Is that what would happen on this occasion? Let’s read on, shall we?
First, no, Lowry and Bonds do not flip-flop depending on who’s batting. (Bonds has, incidentally, played in one major league game in right field in his career, 20 years ago—which I know thanks to James Farrar in the group). Either way, we had four guys making their major league debuts in certain positions.
Second, with Feliz behind the plate, Mark Kotsay, the runner on first, starts to try and steal, then stops for some reason. The reason becomes apparent on the next pitch, when the A’s attempt a hit-and-run. Needless to say, the batter hits the ball exactly where Durham should have been had the latter not been covering second.
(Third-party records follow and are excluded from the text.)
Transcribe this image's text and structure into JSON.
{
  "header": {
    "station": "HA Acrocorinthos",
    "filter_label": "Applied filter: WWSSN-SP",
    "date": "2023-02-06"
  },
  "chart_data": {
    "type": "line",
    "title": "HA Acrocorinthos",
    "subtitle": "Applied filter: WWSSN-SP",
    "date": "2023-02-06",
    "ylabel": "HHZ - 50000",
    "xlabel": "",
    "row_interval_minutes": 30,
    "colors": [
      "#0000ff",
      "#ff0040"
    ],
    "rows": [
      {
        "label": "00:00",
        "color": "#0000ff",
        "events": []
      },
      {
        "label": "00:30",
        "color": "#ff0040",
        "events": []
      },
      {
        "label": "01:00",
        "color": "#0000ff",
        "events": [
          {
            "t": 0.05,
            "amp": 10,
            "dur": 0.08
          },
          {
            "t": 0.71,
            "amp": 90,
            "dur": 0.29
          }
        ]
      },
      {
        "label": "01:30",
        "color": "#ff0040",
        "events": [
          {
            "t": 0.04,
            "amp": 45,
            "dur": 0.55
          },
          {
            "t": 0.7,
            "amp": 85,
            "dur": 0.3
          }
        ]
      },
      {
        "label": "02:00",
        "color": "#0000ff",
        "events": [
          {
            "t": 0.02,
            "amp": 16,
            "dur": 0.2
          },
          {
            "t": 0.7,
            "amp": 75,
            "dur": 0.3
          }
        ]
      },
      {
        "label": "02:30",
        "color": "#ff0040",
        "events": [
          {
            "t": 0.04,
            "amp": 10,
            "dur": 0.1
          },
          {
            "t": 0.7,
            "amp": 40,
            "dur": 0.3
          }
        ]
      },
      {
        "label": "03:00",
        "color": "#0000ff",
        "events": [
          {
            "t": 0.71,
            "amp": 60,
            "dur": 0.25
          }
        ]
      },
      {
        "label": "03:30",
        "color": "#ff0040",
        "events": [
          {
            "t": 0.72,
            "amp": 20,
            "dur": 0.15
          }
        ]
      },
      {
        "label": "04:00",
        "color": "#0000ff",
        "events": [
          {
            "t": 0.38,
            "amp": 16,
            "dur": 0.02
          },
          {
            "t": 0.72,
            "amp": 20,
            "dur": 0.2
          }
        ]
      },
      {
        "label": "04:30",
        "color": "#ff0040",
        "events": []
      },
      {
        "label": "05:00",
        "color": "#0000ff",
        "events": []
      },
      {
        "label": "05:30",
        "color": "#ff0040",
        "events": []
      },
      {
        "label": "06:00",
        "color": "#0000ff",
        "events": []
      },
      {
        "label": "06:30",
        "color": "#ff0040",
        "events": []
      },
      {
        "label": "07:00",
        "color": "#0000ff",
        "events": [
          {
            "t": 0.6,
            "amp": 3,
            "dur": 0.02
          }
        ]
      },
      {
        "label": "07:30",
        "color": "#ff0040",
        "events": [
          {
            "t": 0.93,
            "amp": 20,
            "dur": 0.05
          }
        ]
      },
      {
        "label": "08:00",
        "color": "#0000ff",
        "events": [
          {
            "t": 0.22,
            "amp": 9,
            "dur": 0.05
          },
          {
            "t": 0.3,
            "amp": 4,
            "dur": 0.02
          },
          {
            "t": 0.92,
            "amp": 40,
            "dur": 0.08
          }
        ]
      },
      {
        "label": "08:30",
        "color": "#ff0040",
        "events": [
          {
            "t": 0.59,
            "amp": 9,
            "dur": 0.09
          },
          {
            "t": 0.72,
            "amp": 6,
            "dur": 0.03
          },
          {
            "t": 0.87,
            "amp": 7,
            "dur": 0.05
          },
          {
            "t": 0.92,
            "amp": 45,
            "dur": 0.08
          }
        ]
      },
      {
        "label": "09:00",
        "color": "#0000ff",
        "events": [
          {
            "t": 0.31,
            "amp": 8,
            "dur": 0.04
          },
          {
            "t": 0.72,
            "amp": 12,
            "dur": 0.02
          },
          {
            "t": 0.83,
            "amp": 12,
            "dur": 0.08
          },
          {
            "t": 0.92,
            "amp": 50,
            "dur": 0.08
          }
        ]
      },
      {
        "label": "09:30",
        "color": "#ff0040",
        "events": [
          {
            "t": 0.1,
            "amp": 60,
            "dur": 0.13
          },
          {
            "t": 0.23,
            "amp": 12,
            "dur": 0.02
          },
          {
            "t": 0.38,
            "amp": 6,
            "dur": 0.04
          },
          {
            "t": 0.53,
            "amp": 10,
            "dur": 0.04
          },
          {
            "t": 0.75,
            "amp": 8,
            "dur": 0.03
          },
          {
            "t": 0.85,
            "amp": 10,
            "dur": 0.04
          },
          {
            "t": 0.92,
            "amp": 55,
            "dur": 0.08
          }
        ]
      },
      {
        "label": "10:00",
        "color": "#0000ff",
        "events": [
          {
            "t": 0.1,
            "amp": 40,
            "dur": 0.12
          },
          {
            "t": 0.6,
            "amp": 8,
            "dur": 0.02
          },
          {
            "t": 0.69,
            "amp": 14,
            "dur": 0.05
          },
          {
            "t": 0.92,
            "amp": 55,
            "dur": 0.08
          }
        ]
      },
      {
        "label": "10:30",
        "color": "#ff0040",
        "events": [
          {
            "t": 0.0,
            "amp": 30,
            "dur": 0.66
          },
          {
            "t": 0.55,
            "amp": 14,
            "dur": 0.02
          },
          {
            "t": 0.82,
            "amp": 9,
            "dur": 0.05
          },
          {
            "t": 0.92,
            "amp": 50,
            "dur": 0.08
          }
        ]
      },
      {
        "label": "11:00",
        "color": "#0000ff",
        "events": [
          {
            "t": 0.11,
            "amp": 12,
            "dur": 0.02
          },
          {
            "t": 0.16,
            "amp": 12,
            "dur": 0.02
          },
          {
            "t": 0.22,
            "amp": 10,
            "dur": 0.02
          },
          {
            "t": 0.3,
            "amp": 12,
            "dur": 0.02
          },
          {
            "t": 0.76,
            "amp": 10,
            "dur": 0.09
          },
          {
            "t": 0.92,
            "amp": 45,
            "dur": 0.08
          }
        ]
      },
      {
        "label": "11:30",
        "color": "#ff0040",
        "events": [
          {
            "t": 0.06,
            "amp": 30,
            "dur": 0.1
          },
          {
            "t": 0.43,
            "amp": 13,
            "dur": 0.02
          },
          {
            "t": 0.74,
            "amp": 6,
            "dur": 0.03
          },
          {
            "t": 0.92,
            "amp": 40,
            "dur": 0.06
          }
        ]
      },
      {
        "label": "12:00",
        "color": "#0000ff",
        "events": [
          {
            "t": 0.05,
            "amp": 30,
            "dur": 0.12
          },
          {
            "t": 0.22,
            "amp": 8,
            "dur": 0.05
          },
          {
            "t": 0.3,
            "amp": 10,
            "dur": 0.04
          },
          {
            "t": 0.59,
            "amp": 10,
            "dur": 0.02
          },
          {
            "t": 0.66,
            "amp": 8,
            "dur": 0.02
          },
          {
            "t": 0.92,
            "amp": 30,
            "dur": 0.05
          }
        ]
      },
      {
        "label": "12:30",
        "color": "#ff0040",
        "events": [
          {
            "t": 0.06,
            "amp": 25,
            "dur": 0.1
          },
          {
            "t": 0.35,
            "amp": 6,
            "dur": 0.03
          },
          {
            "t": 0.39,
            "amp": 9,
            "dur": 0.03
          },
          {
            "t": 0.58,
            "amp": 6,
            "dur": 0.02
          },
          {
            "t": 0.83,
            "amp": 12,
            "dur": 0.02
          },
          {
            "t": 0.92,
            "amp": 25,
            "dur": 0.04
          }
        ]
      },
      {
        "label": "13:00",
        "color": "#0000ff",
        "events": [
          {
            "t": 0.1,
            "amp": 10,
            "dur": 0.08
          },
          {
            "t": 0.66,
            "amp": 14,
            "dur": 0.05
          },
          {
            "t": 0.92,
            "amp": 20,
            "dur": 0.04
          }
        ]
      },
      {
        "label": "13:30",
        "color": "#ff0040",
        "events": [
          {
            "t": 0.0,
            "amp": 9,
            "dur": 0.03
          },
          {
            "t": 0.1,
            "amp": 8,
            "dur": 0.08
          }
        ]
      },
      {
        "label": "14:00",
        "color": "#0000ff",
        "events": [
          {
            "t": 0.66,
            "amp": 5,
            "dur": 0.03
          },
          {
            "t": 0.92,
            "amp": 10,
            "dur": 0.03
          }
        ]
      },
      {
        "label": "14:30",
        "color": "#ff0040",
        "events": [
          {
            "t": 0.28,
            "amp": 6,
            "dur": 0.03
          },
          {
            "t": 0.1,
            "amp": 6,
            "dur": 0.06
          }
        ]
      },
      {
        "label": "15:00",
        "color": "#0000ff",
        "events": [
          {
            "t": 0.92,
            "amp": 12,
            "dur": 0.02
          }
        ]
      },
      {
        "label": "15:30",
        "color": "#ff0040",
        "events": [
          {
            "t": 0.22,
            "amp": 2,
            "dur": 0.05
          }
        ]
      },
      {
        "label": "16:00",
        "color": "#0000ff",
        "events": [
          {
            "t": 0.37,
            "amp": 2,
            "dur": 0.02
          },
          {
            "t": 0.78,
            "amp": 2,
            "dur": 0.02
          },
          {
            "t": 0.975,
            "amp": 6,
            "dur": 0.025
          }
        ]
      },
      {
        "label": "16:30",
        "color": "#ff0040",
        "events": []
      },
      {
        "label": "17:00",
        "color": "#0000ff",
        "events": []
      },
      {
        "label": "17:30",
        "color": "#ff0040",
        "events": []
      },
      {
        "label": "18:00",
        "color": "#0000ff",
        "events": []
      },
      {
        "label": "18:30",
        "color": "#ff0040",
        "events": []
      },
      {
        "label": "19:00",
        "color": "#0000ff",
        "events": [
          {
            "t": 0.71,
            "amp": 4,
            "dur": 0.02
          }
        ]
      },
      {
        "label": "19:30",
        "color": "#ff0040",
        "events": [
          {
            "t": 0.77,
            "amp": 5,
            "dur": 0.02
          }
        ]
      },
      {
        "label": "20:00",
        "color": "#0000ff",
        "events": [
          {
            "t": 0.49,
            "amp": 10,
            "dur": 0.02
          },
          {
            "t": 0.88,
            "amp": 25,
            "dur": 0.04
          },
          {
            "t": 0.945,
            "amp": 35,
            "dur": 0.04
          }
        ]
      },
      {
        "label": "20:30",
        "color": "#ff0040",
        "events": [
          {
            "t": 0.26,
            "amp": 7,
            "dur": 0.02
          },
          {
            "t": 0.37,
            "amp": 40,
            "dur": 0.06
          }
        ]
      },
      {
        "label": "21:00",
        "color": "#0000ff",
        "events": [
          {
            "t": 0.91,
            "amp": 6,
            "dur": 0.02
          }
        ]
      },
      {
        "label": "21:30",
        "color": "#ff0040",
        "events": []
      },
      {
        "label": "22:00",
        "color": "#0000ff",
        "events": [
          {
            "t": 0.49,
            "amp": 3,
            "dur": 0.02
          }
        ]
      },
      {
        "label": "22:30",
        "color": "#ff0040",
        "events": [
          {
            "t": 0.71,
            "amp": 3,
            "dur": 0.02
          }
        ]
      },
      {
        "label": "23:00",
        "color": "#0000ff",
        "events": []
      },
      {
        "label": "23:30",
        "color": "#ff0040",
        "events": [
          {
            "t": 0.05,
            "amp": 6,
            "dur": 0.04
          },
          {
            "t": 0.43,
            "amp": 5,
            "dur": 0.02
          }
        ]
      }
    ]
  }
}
Right before that pitch I was thinking, “He has to get the out, and the Giants have to score in the tenth, because no way can they keep putting that defense out on the field.” But that becomes academic, since eventually the A’s come up with a two-run single, an absolute punch in the stomach—a stomach that was already on the edge of nausea. Nobody, thankfully, hits the ball to Lowry. The half-inning ends on a foul ball caught near the dugout by third baseman Winn.
It is now the bottom of the tenth. The Giants—I hate not to emphasize this—are entirely, completely out of position players. They’re now down by two runs. Catcher Feliz flies out. Vizquel gets out in some weenie way. This brings up the dreaded “man due to bat third in the inning”—not Hennessey, right fielder Lowry.
It should go without saying that not only does Lowry refuse to just go down swinging in a three-pitch at-bat. It has to be a seven-pitch at-bat, replete with the kind of foul balls that suggest that he’s zeroing in. And do you know who the A’s pitcher is who’s in the process of (a) being zeroed in on, and (b) instead, striking out Lowry, for (c) the save? Why, Alan Embree, of course.
This was, in every way, a game that only the Giants could have played, and that only the Giants could have lost. And yet it’s exactly the kind of game that should pull them together as a unit and make them go “Grrrr!” a lot and reel off, like, 14 straight victories. But no, a bunch of guys will hit the DL later today, there’ll be new faces, and the team will have no identity whatsoever.
But if I had to look for a silver lining, it would be the fact that hey, at least the Giants found a creative way to lose.